*** Begin section ***
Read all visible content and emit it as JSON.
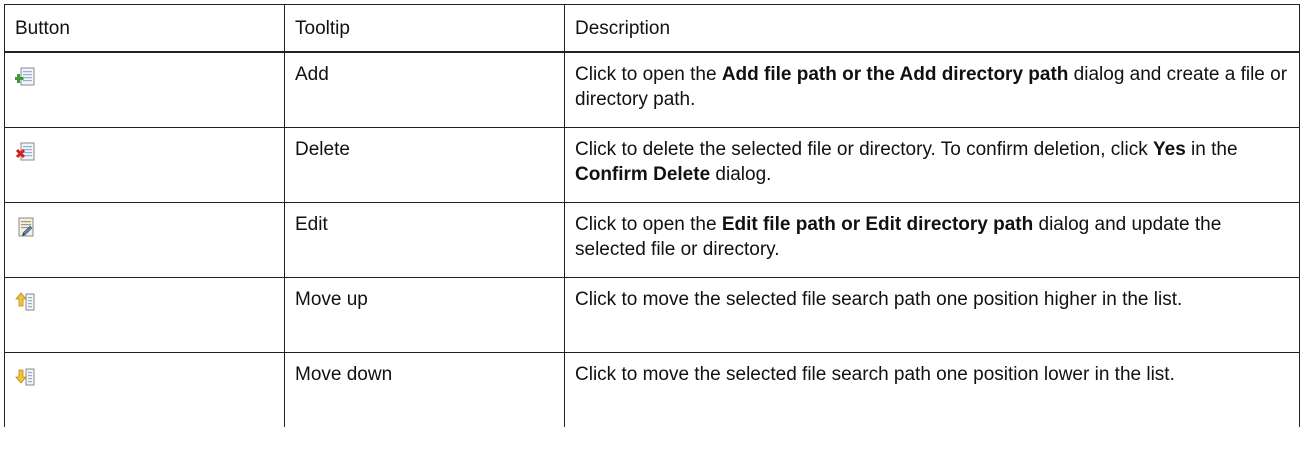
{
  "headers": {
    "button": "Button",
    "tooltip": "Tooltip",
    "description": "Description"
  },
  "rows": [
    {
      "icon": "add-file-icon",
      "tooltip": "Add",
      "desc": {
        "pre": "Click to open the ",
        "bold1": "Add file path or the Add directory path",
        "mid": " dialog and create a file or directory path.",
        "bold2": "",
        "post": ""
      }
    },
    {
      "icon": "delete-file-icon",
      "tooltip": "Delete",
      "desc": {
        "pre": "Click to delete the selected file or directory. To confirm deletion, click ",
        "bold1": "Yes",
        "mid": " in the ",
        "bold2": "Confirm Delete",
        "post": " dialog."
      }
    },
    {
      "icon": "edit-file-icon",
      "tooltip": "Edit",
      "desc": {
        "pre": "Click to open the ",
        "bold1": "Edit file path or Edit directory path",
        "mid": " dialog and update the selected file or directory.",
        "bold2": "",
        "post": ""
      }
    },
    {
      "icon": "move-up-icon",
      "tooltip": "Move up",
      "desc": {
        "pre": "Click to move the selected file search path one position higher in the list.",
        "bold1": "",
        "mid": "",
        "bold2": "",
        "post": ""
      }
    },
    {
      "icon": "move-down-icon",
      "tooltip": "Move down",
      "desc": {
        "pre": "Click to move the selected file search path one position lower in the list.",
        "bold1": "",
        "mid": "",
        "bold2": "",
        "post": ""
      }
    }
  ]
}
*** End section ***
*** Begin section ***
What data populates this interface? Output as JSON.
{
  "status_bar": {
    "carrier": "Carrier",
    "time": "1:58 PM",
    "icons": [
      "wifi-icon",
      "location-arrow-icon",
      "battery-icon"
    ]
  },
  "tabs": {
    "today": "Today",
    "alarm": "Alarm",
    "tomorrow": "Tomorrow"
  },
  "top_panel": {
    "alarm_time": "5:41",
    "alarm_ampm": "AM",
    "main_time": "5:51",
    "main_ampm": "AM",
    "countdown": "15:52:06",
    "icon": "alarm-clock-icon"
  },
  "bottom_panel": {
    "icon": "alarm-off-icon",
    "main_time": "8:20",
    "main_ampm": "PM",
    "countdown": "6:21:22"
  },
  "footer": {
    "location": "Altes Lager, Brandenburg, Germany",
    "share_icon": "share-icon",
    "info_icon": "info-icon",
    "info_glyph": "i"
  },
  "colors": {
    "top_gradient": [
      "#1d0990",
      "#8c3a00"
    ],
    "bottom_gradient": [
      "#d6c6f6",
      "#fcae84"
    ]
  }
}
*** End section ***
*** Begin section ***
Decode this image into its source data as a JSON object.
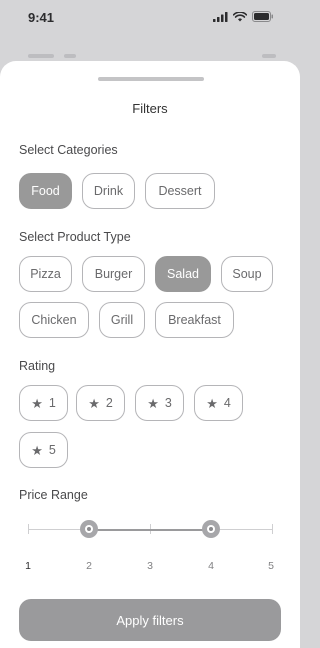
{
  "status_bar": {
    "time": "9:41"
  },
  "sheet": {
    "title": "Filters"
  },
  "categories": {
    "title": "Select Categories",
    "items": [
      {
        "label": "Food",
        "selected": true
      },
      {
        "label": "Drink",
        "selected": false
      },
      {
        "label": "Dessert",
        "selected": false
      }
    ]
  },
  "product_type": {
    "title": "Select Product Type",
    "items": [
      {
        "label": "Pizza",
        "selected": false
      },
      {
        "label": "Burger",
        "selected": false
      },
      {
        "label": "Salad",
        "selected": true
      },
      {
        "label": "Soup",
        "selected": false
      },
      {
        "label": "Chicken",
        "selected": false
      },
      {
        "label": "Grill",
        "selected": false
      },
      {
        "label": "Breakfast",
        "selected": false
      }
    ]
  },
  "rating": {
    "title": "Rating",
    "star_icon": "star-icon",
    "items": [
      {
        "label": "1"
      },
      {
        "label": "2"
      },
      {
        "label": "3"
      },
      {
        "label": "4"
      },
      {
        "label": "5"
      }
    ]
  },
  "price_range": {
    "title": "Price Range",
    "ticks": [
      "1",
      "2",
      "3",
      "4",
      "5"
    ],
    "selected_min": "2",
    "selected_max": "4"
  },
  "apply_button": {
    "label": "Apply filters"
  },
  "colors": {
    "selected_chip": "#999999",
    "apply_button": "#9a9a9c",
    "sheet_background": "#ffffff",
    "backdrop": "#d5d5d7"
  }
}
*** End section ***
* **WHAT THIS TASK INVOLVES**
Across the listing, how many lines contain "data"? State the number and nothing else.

* **TASK SOLUTION**
2